Plant evolutionary ecology
The leaves of Darlingtonia californica are among the strangest of all plants. Although many of the leaf's features are putative adaptations enabling the trapping of insect prey, they may serve alternative purposes. Using field and lab experiments, I tested alternative adaptive hypotheses for D. californica's "forked tongue" appendage and window-like fenestrae.

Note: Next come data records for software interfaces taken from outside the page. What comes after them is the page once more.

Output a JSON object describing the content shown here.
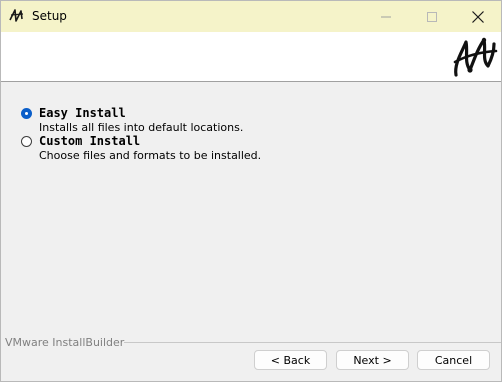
{
  "window": {
    "title": "Setup"
  },
  "options": [
    {
      "label": "Easy Install",
      "description": "Installs all files into default locations.",
      "selected": true
    },
    {
      "label": "Custom Install",
      "description": "Choose files and formats to be installed.",
      "selected": false
    }
  ],
  "footer": {
    "brand": "VMware InstallBuilder",
    "back_label": "< Back",
    "next_label": "Next >",
    "cancel_label": "Cancel"
  },
  "colors": {
    "titlebar_bg": "#f5f3c9",
    "accent": "#0a5ec9",
    "window_bg": "#f0f0f0"
  },
  "icons": {
    "app": "installbuilder-logo-icon",
    "minimize": "minimize-icon",
    "maximize": "maximize-icon",
    "close": "close-icon",
    "brand": "installbuilder-logo"
  }
}
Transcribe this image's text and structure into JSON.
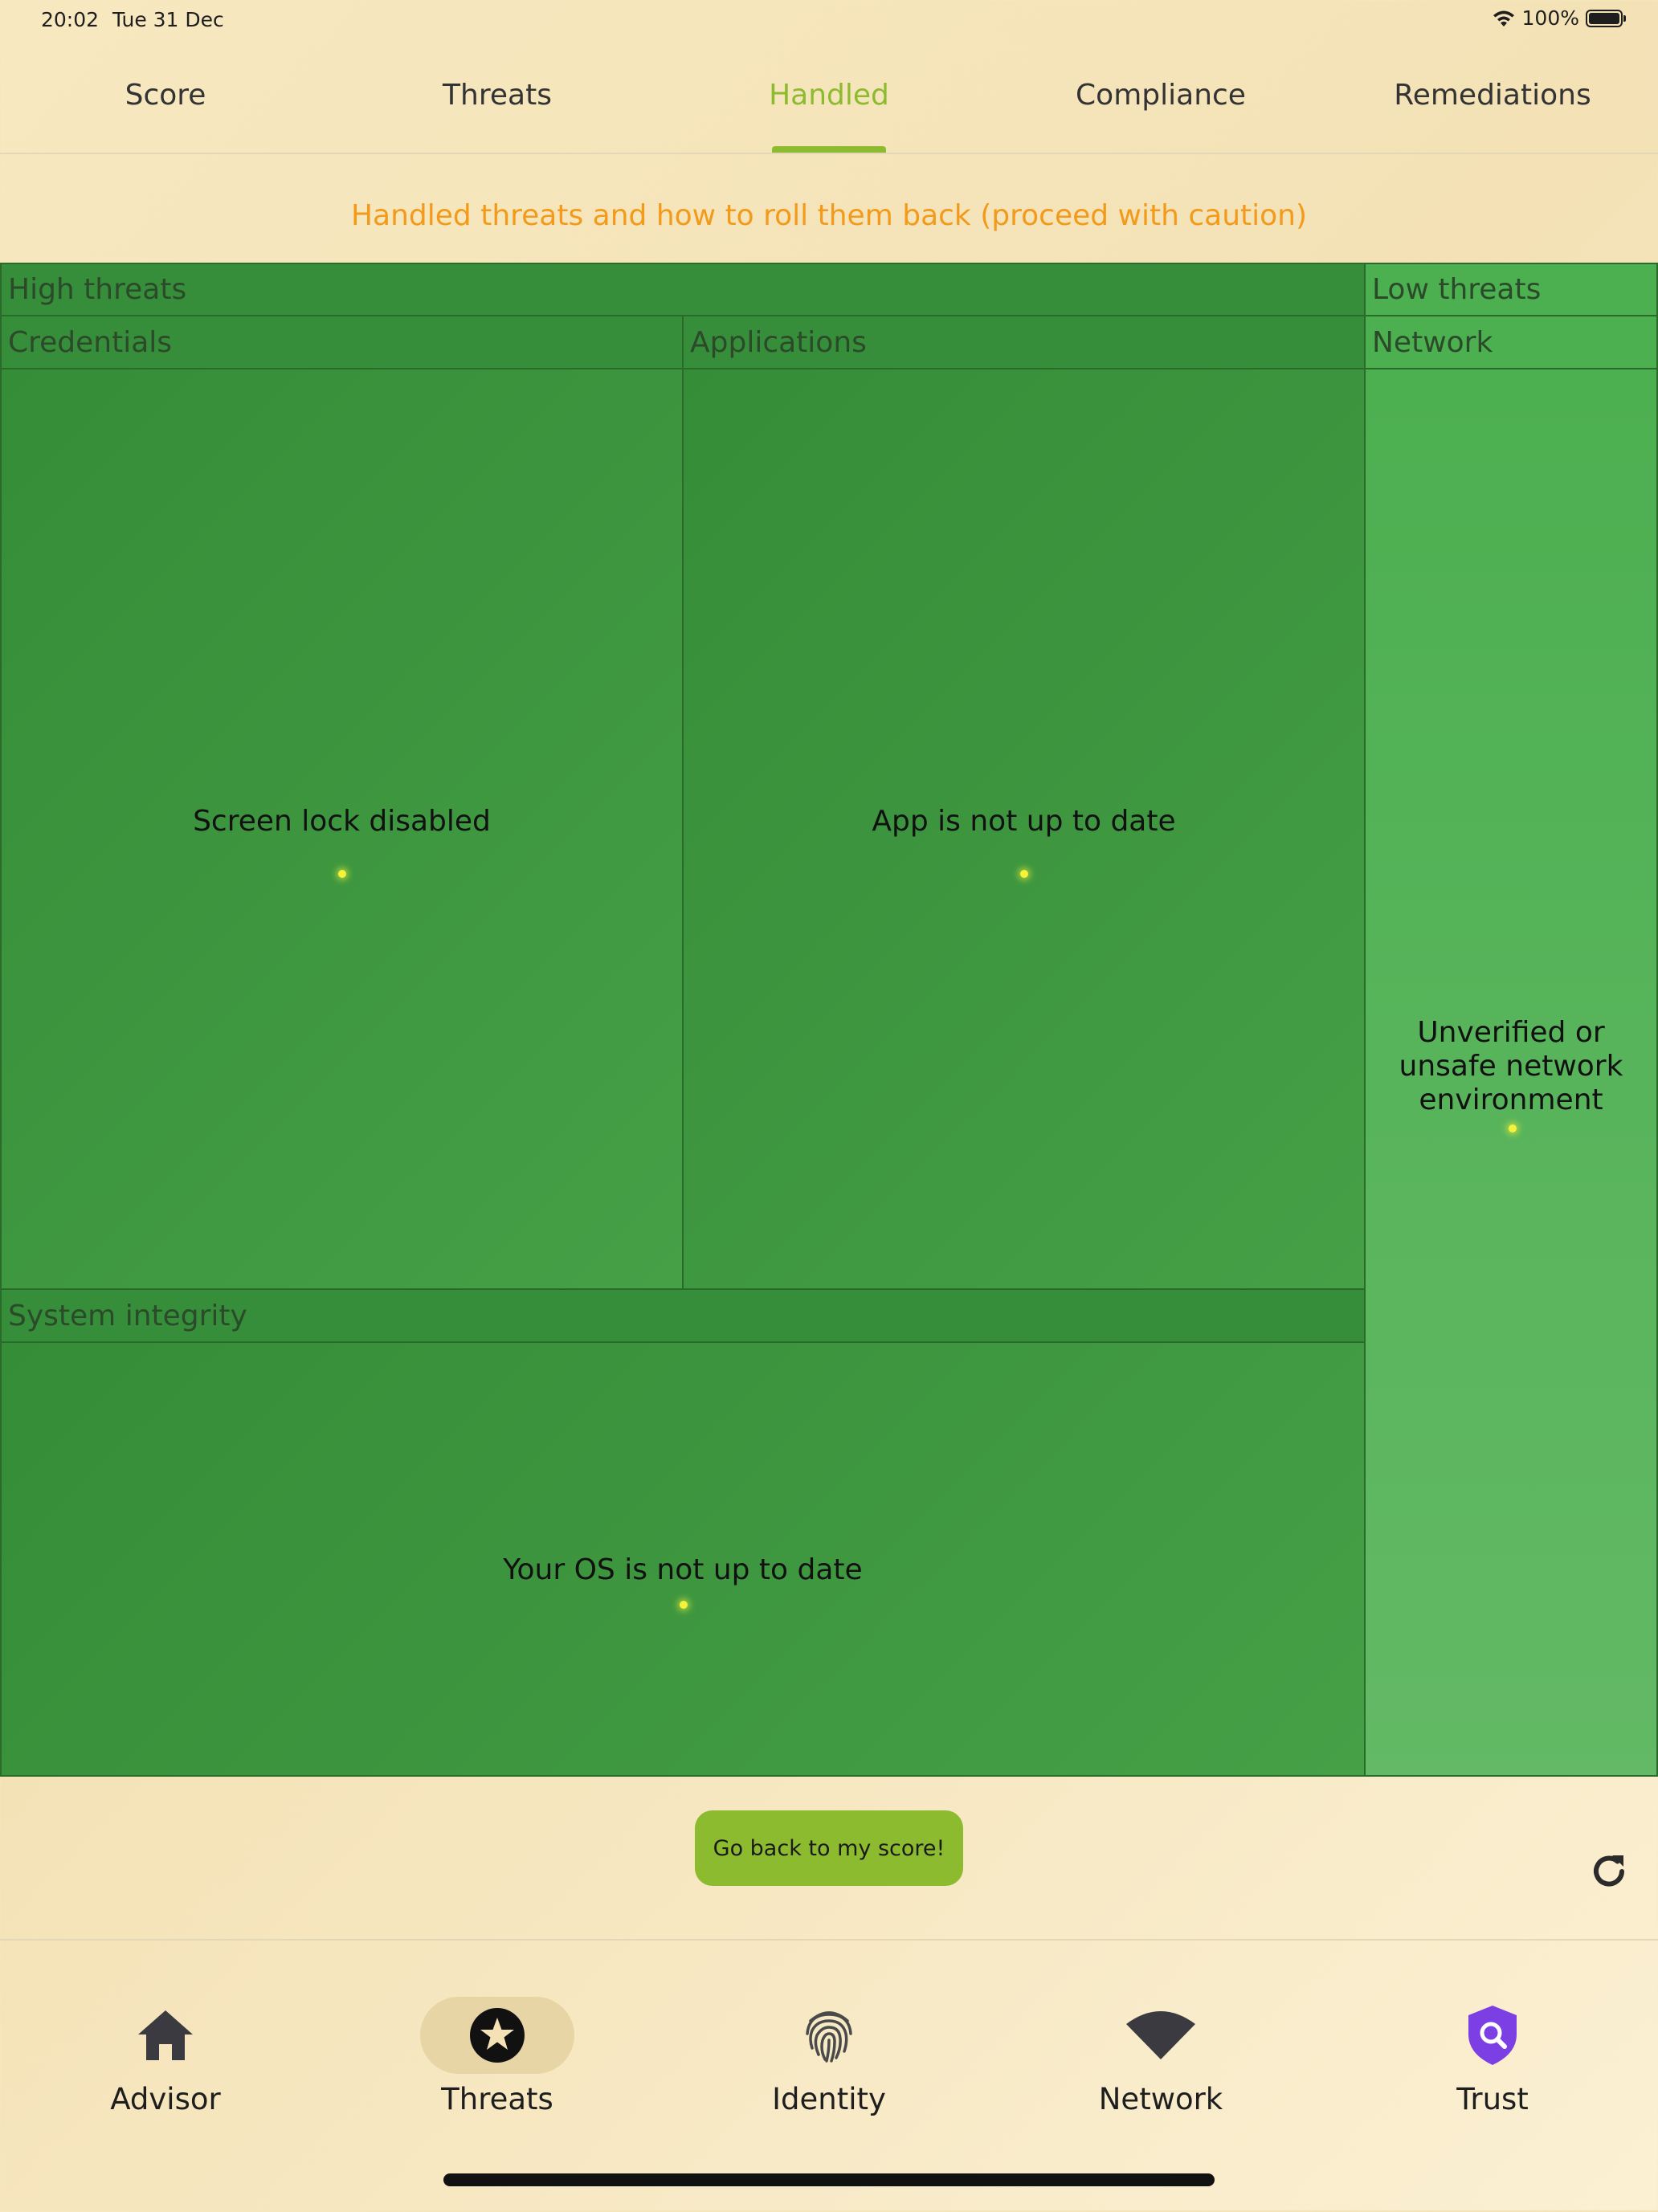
{
  "status_bar": {
    "time": "20:02",
    "date": "Tue 31 Dec",
    "battery_percent": "100%"
  },
  "tabs": [
    {
      "label": "Score",
      "active": false
    },
    {
      "label": "Threats",
      "active": false
    },
    {
      "label": "Handled",
      "active": true
    },
    {
      "label": "Compliance",
      "active": false
    },
    {
      "label": "Remediations",
      "active": false
    }
  ],
  "subtitle": "Handled threats and how to roll them back (proceed with caution)",
  "treemap": {
    "groups": [
      {
        "label": "High threats",
        "categories": [
          {
            "label": "Credentials",
            "items": [
              "Screen lock disabled"
            ]
          },
          {
            "label": "Applications",
            "items": [
              "App is not up to date"
            ]
          },
          {
            "label": "System integrity",
            "items": [
              "Your OS is not up to date"
            ]
          }
        ]
      },
      {
        "label": "Low threats",
        "categories": [
          {
            "label": "Network",
            "items": [
              "Unverified or unsafe network environment"
            ]
          }
        ]
      }
    ]
  },
  "back_button_label": "Go back to my score!",
  "bottom_nav": [
    {
      "label": "Advisor",
      "icon": "home-icon",
      "active": false
    },
    {
      "label": "Threats",
      "icon": "star-icon",
      "active": true
    },
    {
      "label": "Identity",
      "icon": "fingerprint-icon",
      "active": false
    },
    {
      "label": "Network",
      "icon": "wifi-icon",
      "active": false
    },
    {
      "label": "Trust",
      "icon": "shield-search-icon",
      "active": false
    }
  ],
  "colors": {
    "accent": "#8dbb2f",
    "subtitle": "#f39a1a",
    "high_threat": "#388e3c",
    "low_threat": "#4caf50",
    "trust_icon": "#7b3fe4"
  }
}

In addition, I found that bacteria can alter the rheological properties of a pitcher's fluid to facilitate prey retention (see video below).
In the future, I plan to expand these types of studies to old-world pitcher plants (Nepenthes spp.) to investigate whether this speciose group has undergone parallel convergent radiations on a number of Southeast Asian islands.